Pressure wounds are all about prevention, through moving and shifting position as much as possible. 

“We are going to help them move or encourage physical therapy,” Capito says.

Sometimes just shifting how a person is sitting makes a difference. “We call it off-loading — shifting your weight to let the blood flow back to your butt or other area,” Jiongco says. If incontinence is an issue, keep skin clean, dry, and protected from urine and stool enzymes with a barrier paste (such as Desitin, A+D, or Boudreaux’s Butt Paste).

Those who already have a wound may find that sitting on an air cushion eases their discomfort. Jiongco doesn’t advise sitting on a donut, which she says adds more pressure. Instead, she recommends an air cushion with waffle-like indentations. 

“You want the patient to sink into it, but not bottom it out so they are touching the surface below the cushion,” she says. 

As a general rule, Capito says that mobility prevents pressure wounds.

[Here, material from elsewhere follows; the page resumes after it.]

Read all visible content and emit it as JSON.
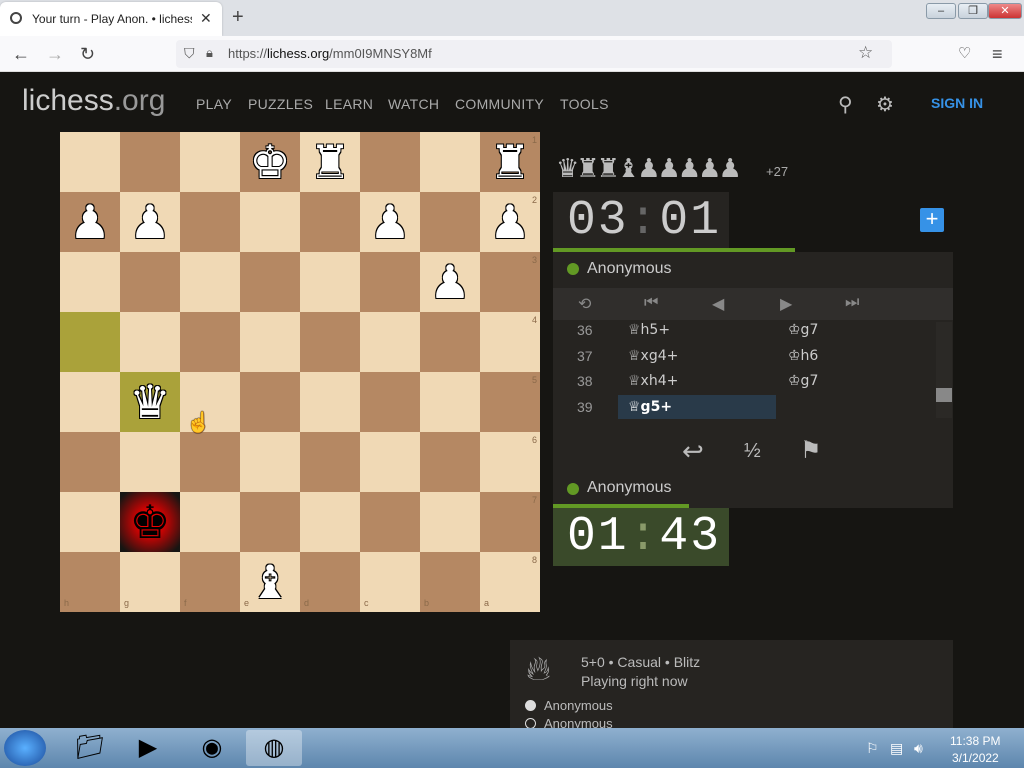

“We encourage people to leave their apartments,” she says. “No one has to, but we encourage a more social, engaged lifestyle.” 

Besides being as physically active as possible, both Capito and Jiongco also recommend eating a healthy diet with enough vitamins and protein to help your body heal wounds. 

And Jiongco says not to neglect your body’s largest organ. “You want to take care of your skin. It’s the window to your body, and it’s protective.”

Originally published in the Summer/Fall 2023 print issue.